In Asia, unit case volumes increased 8 per cent for the quarter, led by double-digit growth in China, the Philippines, India and Thailand. Coca-Cola and Fanta continued to drive the growth in many key markets, along with strong performance of local brands such as Thums Up, Qoo and Kinley.

 

In China alone, the company saw a 21 per cent rise in unit case volume, driven by double-digit growth in Coca-Cola (all variants), Fanta and Sprite, helped by several new packaging initiatives. In addition, non-carbonated beverages continued to increase their share of the Chinese market, helped by the launch of Nestea and the continued expansion of Qoo.

 

In Japan, unit case volume declined 2 per cent in the quarter, with solid growth in both January and February offset by a sharp decline in industry trends during March.
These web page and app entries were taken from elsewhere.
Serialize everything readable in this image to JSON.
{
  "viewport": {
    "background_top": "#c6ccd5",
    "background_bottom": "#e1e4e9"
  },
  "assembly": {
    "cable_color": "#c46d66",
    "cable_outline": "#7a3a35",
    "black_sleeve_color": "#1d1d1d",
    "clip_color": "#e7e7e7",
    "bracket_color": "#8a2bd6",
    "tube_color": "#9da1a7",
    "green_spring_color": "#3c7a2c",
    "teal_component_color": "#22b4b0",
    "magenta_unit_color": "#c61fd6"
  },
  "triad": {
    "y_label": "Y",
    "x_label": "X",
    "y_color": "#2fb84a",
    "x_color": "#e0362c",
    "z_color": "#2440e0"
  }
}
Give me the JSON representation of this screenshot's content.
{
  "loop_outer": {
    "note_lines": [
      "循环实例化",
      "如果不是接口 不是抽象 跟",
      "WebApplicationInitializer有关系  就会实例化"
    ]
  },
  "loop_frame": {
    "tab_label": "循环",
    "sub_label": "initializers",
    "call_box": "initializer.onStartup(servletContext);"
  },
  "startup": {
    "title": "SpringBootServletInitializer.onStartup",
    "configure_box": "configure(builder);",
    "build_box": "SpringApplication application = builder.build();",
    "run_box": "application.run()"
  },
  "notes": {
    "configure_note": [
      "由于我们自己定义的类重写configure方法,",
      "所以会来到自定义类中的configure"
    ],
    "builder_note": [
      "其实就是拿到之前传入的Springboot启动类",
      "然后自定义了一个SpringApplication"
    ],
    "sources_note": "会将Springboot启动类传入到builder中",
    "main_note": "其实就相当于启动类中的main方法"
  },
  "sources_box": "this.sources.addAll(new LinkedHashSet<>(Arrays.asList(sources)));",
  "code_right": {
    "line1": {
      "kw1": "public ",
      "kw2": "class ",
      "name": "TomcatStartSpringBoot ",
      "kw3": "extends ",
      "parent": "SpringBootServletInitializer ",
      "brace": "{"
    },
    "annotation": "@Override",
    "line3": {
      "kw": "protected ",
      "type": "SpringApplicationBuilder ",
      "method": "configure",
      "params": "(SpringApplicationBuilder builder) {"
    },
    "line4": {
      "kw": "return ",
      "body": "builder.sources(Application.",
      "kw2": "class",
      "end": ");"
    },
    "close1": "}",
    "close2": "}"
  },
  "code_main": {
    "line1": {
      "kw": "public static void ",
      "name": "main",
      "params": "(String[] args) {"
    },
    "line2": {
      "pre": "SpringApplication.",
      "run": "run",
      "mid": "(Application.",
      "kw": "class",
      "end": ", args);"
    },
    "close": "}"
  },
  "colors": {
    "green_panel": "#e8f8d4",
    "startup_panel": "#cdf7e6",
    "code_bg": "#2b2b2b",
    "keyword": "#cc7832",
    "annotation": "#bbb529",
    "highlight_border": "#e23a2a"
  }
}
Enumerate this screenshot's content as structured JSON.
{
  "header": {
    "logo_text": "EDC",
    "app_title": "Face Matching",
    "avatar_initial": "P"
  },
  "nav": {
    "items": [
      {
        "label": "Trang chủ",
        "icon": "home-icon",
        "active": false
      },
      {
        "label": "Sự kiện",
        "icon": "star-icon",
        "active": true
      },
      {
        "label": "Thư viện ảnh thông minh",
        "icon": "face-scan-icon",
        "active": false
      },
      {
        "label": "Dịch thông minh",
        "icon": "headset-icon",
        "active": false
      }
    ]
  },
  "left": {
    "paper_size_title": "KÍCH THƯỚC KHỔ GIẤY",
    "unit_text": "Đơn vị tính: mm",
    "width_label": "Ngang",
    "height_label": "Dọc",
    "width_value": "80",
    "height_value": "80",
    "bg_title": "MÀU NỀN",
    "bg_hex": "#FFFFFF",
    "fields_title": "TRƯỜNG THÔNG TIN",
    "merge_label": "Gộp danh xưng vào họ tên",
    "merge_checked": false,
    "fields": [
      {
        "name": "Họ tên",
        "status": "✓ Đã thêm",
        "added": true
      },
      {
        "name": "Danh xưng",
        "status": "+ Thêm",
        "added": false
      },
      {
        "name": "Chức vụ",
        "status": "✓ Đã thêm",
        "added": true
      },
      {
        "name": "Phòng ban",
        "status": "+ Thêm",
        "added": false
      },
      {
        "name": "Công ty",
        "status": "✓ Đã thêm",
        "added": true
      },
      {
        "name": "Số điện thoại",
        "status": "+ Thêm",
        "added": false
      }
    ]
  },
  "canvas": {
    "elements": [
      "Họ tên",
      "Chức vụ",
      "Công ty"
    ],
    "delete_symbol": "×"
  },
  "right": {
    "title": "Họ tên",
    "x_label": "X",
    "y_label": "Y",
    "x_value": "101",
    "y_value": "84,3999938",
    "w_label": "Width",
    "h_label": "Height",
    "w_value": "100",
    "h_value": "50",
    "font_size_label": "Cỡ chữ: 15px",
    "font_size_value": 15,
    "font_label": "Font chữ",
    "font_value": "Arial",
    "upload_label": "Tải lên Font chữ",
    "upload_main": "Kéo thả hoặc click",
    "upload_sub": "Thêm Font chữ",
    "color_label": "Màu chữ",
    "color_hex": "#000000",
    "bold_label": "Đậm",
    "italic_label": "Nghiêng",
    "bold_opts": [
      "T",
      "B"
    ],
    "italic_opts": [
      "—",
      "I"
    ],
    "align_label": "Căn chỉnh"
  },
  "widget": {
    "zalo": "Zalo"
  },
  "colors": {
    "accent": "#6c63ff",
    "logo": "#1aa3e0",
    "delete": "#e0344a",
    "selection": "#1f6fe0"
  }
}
Despite the challenging economic environment, the company said it had increased share during the quarter in the highly profitable tea, coffee and carbonated soft drink categories.

 

To try and offset future problems in Japan, Coca-Cola said it had undertaken a number of initiatives there, such as focusing on the profitable convenience store and vending channels and the creation of a national supply chain management company in association with its bottling partners there.

 

In Latin America, unit case volume increased 5 per cent in the first quarter, led by strong growth in Mexico and improving trends in Argentina, partially offset by the general strike in Venezuela, which forced the company to close its production facilities for all of January and most of February. Mexican unit case volume grew 14 per cent in the quarter driven by strong performance from Fanta and Lift, the continued expansion of the company's non-carbonated beverage business, the launch of the Real advertising campaign, and the introduction of several packaging initiatives.

 

In Argentina, unit case volume grew 7 per cent in the first quarter, reflecting the company's long-term strategy of investing in the country during last year's economic crisis. A new focus on refillable packages has helped Coca-Cola increase its share of total Argentinian sales by 2 percentage points compared to the first quarter of the previous year.

 

In the wide-ranging Europe, Eurasia and Middle East operating division, unit case volumes in the first quarter declined 1 per cent, a sharp fall after 8 per cent growth in the same period a year earlier. The timing of the Easter holiday period (in Q1 in 2002 and Q2 in 2003) was partially to blame for the decline, but sales were also reduced by severe winter weather conditions in Eastern Europe and declines in German volume resulting from the implementation of a deposit law on non-returnable packages.

 

The division did benefit from a number of product introductions during the year, however: Diet Coke with lemon, Vanilla Coke, and Sprite Ice Cube were all launched during the quarter.

 

The deposit law in Germany reduced volume sales there by 10 per cent, but Coca-Cola said that while the change in deposit laws was disruptive in the short-term, it remained extremely well placed to take advantage of the move by consumers back to returnable packaging. The company is introducing several new packages and initiatives in the second quarter that are expected to lead to growth in Germany during the second half of the year.

 

In Africa, unit case volume growth was 3 per cent in the quarter, with the southern and east Africa division generating solid growth and offsetting declines from north and west Africa, where economic conditions were difficult.

 

The first quarter also saw a number of streamlining measures, including the integration of Coca-Cola's three separate North American business units - Coca-Cola North America, Minute Maid and Fountain - and a revamp at the German unit Coca-Cola Erfrischungsgetraenke.

 

In value terms, first quarter sales reached $4.5 billion (€4.1bn) during the quarter, up 10 per cent, but operating profits were 7 per cent lower at $1.08 billion as a result of increased charges relating to the restructuring measures. At the net level, profits reached $835 million, a major improvement on losses of $194 million in 2002 related to the economic crisis in Latin America.